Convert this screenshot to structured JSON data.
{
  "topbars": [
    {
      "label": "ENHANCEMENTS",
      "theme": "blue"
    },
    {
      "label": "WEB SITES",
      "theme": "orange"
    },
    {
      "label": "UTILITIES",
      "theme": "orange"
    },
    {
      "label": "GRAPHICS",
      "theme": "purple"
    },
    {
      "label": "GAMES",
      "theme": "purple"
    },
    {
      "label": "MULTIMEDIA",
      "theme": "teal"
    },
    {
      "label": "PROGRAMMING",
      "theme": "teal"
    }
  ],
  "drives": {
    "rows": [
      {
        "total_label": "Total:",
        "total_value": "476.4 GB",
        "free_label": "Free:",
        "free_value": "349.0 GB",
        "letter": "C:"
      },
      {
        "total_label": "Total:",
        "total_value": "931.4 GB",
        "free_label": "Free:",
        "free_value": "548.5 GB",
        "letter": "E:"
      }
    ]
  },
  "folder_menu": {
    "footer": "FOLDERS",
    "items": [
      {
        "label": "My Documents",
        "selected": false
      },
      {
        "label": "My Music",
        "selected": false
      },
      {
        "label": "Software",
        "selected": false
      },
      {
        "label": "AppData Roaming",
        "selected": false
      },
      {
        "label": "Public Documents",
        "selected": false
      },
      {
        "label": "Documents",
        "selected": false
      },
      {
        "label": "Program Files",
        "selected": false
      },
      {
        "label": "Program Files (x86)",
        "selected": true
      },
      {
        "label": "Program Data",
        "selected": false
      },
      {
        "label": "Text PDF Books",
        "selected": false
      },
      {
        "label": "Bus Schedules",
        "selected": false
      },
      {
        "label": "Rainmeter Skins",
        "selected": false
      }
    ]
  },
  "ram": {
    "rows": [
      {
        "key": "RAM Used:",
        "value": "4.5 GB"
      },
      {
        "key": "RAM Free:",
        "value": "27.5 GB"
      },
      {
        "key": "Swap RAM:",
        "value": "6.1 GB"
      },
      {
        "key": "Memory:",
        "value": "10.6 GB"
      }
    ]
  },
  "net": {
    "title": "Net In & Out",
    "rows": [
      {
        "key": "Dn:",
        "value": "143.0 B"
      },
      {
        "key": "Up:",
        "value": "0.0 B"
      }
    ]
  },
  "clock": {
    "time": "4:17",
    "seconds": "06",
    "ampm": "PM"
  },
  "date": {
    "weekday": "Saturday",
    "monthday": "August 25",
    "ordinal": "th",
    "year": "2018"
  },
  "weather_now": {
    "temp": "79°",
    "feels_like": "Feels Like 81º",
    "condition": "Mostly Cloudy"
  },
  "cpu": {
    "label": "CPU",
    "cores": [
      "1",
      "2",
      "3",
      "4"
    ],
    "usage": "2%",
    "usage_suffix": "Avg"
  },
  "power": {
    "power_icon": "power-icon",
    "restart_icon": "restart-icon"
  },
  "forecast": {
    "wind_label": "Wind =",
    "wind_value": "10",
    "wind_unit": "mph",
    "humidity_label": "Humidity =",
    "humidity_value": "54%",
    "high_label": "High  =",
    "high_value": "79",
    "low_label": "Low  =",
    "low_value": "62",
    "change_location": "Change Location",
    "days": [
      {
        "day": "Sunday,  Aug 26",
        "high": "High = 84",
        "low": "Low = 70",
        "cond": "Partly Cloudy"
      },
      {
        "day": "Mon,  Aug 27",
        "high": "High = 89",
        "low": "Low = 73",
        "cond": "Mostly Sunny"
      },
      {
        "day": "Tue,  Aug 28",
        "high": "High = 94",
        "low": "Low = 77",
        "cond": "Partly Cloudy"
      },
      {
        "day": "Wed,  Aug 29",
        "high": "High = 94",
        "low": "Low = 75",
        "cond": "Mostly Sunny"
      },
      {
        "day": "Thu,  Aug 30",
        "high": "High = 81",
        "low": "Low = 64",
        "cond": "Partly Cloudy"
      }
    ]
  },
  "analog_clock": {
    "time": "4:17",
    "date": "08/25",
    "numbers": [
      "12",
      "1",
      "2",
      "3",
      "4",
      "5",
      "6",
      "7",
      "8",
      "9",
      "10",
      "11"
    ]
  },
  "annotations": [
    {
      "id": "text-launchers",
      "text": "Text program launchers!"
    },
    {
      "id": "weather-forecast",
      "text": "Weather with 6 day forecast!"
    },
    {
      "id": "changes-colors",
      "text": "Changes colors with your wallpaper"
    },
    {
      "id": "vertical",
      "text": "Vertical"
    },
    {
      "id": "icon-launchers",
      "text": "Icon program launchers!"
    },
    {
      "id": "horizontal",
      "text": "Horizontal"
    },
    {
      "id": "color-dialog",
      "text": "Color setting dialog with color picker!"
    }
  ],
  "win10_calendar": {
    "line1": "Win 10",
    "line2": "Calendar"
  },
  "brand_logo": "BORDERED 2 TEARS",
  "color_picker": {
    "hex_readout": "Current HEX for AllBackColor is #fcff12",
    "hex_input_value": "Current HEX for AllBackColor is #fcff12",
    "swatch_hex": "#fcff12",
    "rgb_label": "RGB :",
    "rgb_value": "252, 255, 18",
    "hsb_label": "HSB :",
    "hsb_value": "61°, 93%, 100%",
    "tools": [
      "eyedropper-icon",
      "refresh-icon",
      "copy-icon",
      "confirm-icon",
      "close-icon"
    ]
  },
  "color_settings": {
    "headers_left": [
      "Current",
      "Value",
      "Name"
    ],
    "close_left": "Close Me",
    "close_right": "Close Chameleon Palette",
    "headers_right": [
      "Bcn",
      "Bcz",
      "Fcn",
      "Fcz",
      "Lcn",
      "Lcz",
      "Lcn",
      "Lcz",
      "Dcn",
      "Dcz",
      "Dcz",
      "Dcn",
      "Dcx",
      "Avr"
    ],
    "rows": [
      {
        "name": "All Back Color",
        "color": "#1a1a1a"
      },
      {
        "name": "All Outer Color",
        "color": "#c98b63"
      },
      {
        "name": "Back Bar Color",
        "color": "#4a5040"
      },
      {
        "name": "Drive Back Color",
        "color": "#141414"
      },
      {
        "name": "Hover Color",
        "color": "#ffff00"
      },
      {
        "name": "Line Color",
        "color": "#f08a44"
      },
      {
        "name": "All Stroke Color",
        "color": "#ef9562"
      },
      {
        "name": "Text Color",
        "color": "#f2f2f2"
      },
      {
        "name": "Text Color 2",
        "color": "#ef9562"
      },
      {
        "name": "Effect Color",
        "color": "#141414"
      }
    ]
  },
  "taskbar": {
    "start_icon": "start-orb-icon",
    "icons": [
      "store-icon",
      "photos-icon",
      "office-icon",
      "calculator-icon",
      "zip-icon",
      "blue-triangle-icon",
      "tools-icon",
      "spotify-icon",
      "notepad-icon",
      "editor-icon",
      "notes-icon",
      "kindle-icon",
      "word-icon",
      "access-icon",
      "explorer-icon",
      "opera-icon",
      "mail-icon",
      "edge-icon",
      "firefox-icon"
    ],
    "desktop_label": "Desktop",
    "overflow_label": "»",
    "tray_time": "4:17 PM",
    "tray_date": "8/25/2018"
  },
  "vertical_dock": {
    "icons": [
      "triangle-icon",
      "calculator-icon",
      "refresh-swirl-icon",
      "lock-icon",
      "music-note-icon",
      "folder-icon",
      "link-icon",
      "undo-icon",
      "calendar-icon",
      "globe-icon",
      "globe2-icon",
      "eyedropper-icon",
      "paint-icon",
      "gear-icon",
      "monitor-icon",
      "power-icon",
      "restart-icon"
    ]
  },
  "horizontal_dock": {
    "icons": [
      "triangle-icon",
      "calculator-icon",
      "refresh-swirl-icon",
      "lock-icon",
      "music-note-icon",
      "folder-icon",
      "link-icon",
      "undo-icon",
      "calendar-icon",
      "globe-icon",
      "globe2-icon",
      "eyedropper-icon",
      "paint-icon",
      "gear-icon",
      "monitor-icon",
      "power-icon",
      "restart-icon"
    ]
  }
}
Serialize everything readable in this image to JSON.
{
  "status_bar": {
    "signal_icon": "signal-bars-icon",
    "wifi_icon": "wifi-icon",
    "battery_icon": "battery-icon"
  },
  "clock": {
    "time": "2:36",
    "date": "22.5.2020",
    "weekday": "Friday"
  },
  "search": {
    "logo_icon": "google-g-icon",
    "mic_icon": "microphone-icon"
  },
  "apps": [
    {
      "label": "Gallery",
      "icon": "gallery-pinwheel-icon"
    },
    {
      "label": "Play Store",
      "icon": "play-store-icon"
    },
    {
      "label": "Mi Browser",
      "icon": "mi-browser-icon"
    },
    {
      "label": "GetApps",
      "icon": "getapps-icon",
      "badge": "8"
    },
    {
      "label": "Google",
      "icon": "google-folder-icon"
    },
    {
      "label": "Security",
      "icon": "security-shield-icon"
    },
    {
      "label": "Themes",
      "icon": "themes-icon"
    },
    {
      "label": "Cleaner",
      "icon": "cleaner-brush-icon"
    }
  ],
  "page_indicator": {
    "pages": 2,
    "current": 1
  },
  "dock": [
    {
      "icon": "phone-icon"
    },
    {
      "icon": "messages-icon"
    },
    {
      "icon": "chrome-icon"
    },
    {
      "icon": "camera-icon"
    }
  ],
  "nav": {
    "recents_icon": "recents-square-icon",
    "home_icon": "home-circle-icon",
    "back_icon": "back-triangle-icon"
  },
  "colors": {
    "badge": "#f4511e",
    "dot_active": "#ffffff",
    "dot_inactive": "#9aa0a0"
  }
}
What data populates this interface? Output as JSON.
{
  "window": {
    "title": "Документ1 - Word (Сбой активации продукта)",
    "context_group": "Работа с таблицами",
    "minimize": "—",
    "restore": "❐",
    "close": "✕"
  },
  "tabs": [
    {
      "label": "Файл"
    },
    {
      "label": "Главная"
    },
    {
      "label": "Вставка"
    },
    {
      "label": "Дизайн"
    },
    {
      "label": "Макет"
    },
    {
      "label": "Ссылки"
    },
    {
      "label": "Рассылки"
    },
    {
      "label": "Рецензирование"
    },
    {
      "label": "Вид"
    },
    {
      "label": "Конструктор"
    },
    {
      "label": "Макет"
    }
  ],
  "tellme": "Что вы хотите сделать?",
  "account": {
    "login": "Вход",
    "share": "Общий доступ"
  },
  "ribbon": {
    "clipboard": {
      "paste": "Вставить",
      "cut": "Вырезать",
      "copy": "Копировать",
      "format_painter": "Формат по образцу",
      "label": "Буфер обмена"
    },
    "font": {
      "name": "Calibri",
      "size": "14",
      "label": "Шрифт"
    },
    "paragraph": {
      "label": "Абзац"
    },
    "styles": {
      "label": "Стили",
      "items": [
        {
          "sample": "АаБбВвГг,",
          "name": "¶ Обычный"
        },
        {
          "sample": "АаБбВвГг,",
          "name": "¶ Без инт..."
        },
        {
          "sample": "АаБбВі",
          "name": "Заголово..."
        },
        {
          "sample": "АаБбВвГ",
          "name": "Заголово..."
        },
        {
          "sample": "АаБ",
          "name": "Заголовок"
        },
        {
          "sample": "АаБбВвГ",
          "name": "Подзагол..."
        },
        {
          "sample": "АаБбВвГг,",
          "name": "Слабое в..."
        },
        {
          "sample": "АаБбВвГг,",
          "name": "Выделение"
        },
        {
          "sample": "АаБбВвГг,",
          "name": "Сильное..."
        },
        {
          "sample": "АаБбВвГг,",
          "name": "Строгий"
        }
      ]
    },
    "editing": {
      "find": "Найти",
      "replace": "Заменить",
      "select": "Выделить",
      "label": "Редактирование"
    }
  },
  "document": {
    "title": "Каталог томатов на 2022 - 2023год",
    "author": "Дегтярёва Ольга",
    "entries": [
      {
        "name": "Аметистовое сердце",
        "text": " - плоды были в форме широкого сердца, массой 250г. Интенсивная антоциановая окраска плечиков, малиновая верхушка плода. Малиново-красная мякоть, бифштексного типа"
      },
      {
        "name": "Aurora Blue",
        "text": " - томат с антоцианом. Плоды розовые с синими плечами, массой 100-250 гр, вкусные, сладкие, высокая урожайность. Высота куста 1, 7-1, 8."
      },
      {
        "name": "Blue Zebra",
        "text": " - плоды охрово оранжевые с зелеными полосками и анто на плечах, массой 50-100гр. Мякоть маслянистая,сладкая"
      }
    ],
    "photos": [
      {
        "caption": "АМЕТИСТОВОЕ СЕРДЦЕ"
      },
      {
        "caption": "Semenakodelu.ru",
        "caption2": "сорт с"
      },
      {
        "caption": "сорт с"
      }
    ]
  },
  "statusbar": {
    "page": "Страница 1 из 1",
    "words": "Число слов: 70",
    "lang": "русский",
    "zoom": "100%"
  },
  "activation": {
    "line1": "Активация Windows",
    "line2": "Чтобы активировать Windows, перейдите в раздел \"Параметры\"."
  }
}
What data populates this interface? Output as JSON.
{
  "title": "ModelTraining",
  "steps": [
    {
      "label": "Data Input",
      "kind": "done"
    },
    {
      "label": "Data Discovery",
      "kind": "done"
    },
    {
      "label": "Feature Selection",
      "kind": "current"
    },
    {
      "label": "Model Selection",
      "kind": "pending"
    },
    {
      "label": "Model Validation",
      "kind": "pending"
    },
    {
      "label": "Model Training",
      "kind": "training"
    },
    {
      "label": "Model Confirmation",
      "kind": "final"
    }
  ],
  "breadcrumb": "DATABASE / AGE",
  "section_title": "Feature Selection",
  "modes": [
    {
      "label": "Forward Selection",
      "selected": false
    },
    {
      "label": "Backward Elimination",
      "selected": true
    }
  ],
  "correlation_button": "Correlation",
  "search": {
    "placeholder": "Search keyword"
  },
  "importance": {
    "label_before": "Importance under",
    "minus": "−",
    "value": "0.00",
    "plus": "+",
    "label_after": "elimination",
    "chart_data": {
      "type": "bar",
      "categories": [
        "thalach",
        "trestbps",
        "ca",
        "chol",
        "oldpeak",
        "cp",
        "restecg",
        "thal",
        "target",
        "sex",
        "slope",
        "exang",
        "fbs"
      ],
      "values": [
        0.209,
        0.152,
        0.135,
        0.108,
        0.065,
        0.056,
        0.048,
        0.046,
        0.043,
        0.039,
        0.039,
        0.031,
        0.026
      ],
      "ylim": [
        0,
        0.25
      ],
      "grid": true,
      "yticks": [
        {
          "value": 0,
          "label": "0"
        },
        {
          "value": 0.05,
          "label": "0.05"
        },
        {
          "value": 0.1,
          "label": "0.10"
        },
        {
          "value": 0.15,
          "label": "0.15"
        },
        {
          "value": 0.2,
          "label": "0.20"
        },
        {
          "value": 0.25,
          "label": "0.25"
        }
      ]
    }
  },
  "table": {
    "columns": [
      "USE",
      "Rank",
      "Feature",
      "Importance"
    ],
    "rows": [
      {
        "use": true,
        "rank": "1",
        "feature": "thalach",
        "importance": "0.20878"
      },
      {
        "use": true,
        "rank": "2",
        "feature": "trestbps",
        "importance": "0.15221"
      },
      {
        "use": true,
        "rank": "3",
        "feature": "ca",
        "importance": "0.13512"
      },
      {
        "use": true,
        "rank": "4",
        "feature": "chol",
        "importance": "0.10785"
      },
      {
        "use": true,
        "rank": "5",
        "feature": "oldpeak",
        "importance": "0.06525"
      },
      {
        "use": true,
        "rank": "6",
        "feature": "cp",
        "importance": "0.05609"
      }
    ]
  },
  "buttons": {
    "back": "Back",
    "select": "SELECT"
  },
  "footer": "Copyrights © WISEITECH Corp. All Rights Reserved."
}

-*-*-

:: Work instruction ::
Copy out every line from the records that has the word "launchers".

:: Answer to this task ::
      "id": "text-launchers",
      "text": "Text program launchers!"
      "id": "icon-launchers",
      "text": "Icon program launchers!"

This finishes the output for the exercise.